Seed Dispersal

Seeds disperse from their parent plants to increase the chances of survival and establishment of new populations. This is because once a plant has produced seeds, it must compete with its own offspring, as well as other plants, for resources such as nutrients, light, water, and space.

Dispersal helps to spread the seeds over a wide area, increasing the chances that they will find suitable conditions for growth.

Types of Seed Dispersal

There are many different ways seeds can disperse from the parent plant. Some common methods of seed dispersal are:

  • Wind dispersal
  • Explosion seed dispersal
  • Animal dispersal
  • Water dispersal

Wind dispersal
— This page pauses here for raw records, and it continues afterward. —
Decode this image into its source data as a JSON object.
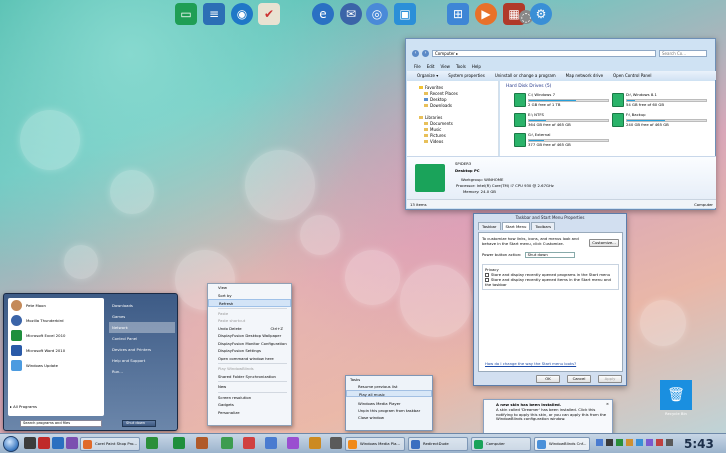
{
  "colors": {
    "accent": "#3b78c0",
    "drive_bar": "#26a0da",
    "pc_icon": "#1aa35a"
  },
  "dock": {
    "icons": [
      "monitor-icon",
      "document-icon",
      "globe-icon",
      "checklist-icon",
      "ie-globe-icon",
      "thunderbird-icon",
      "chrome-icon",
      "display-icon",
      "windows-logo-icon",
      "media-center-icon",
      "firewall-icon",
      "dvd-icon",
      "gear-icon"
    ]
  },
  "explorer": {
    "address": "Computer ▸",
    "search_placeholder": "Search Co...",
    "menu": [
      "File",
      "Edit",
      "View",
      "Tools",
      "Help"
    ],
    "toolbar": [
      "Organize ▾",
      "System properties",
      "Uninstall or change a program",
      "Map network drive",
      "Open Control Panel"
    ],
    "nav": {
      "favorites": "Favorites",
      "favorites_items": [
        "Recent Places",
        "Desktop",
        "Downloads"
      ],
      "libraries": "Libraries",
      "libraries_items": [
        "Documents",
        "Music",
        "Pictures",
        "Videos"
      ]
    },
    "hdd_title": "Hard Disk Drives (5)",
    "drives": [
      {
        "name": "C:\\ Windows 7",
        "free": "2 GB free of 1 TB",
        "fill": 0.6
      },
      {
        "name": "D:\\ Windows 8.1",
        "free": "54 GB free of 60 GB",
        "fill": 0.1
      },
      {
        "name": "E:\\ NTFS",
        "free": "364 GB free of 465 GB",
        "fill": 0.22
      },
      {
        "name": "F:\\ Backup",
        "free": "240 GB free of 465 GB",
        "fill": 0.48
      },
      {
        "name": "G:\\ External",
        "free": "377 GB free of 465 GB",
        "fill": 0.19
      }
    ],
    "details": {
      "pc_name": "SPIDER3",
      "pc_type": "Desktop PC",
      "workgroup_label": "Workgroup:",
      "workgroup": "WINHOME",
      "processor_label": "Processor:",
      "processor": "Intel(R) Core(TM) i7 CPU   930 @ 2.67GHz",
      "memory_label": "Memory:",
      "memory": "24.0 GB"
    },
    "status_left": "13 items",
    "status_right": "Computer"
  },
  "props": {
    "title": "Taskbar and Start Menu Properties",
    "tabs": [
      "Taskbar",
      "Start Menu",
      "Toolbars"
    ],
    "intro": "To customize how links, icons, and menus look and behave in the Start menu, click Customize.",
    "customize": "Customize...",
    "power_label": "Power button action:",
    "power_value": "Shut down",
    "privacy": "Privacy",
    "opt1": "Store and display recently opened programs in the Start menu",
    "opt2": "Store and display recently opened items in the Start menu and the taskbar",
    "link": "How do I change the way the Start menu looks?",
    "ok": "OK",
    "cancel": "Cancel",
    "apply": "Apply"
  },
  "startmenu": {
    "programs": [
      "Pete Moon",
      "Mozilla Thunderbird",
      "Microsoft Excel 2010",
      "Microsoft Word 2010",
      "Windows Update"
    ],
    "all_programs": "All Programs",
    "search_placeholder": "Search programs and files",
    "shutdown": "Shut down",
    "right": [
      "Downloads",
      "Games",
      "Network",
      "Control Panel",
      "Devices and Printers",
      "Help and Support",
      "Run..."
    ]
  },
  "ctx": {
    "items": [
      "View",
      "Sort by",
      "Refresh",
      "Paste",
      "Paste shortcut",
      "Undo Delete",
      "DisplayFusion Desktop Wallpaper",
      "DisplayFusion Monitor Configuration",
      "DisplayFusion Settings",
      "Open command window here",
      "Play WindowBlinds",
      "Shared Folder Synchronization",
      "New",
      "Screen resolution",
      "Gadgets",
      "Personalize"
    ],
    "undo_shortcut": "Ctrl+Z"
  },
  "jump": {
    "header": "Tasks",
    "items": [
      "Resume previous list",
      "Play all music",
      "Windows Media Player",
      "Unpin this program from taskbar",
      "Close window"
    ]
  },
  "notif": {
    "title": "A new skin has been installed.",
    "body": "A skin called 'Dreamer' has been installed. Click this notifying to apply this skin, or you can apply this from the WindowBlinds configuration window."
  },
  "recycle": {
    "label": "Recycle Bin"
  },
  "taskbar": {
    "tasks": [
      "Corel Paint Shop Pro...",
      "Windows Media Pla...",
      "RedirectDude",
      "Computer",
      "WindowBlinds Cnf..."
    ],
    "clock": "5:43"
  }
}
Dispersal of seeds by wind is a common method that many plant species use. These seeds are often lightweight and have structures like feathery bristles that help them to be carried by the wind over long distances.

The ability to disperse seeds by wind allows plants to establish populations in new areas and can help to ensure the survival of the species.

Explosion seed dispersal

Many plants use explosive mechanisms to disperse their seeds. This helps to ensure that the seeds are spread far away from the parent plant. When the seeds are mature and ready to be dispersed, they may be contained in a pod or other type of structure. As the seeds dry out, pressure can build up inside the pod, causing it to burst open.

This explosive dispersal can shoot the seeds out of the pod and into the surrounding environment. The seeds can be carried even further away from the parent plant by wind, water, or animals.

Animal dispersal

Animal seed dispersal involves animals carrying seeds away from the parent plant. The two main types of animal seed dispersal are internal and external.

Internal animal dispersal

Many plants produce fruits that are attractive to fruit-eating animals. These fruits often contain seeds, which are dispersed when the animals eat the fruit and then later defecate the seeds in a new location. This method of seed dispersal, known as internal seed dispersal, is effective at spreading seeds to new locations.

To protect them from damage during the digestive process, seeds are often coated with an indigestible layer. This allows them to pass through the animal’s digestive system intact.

External animal dispersal

Some seeds have special coatings or small hooks that easily stick to the fur of animals. When the animals move, they transport the seeds away from the parent plant. Eventually, the seeds can fall off onto the ground, germinate and grow into new plants.

This method of seed dispersal is known as external seed dispersal.

Water dispersal

Some seeds are adapted to be carried away from the parent plant by water. For example, coconuts have a thick, hard outer layer that helps them float on water and be carried to different locations.

Water dispersal is useful for various plant types, especially those in areas prone to flooding. It allows them to start new populations in new areas, which increases their chances of survival.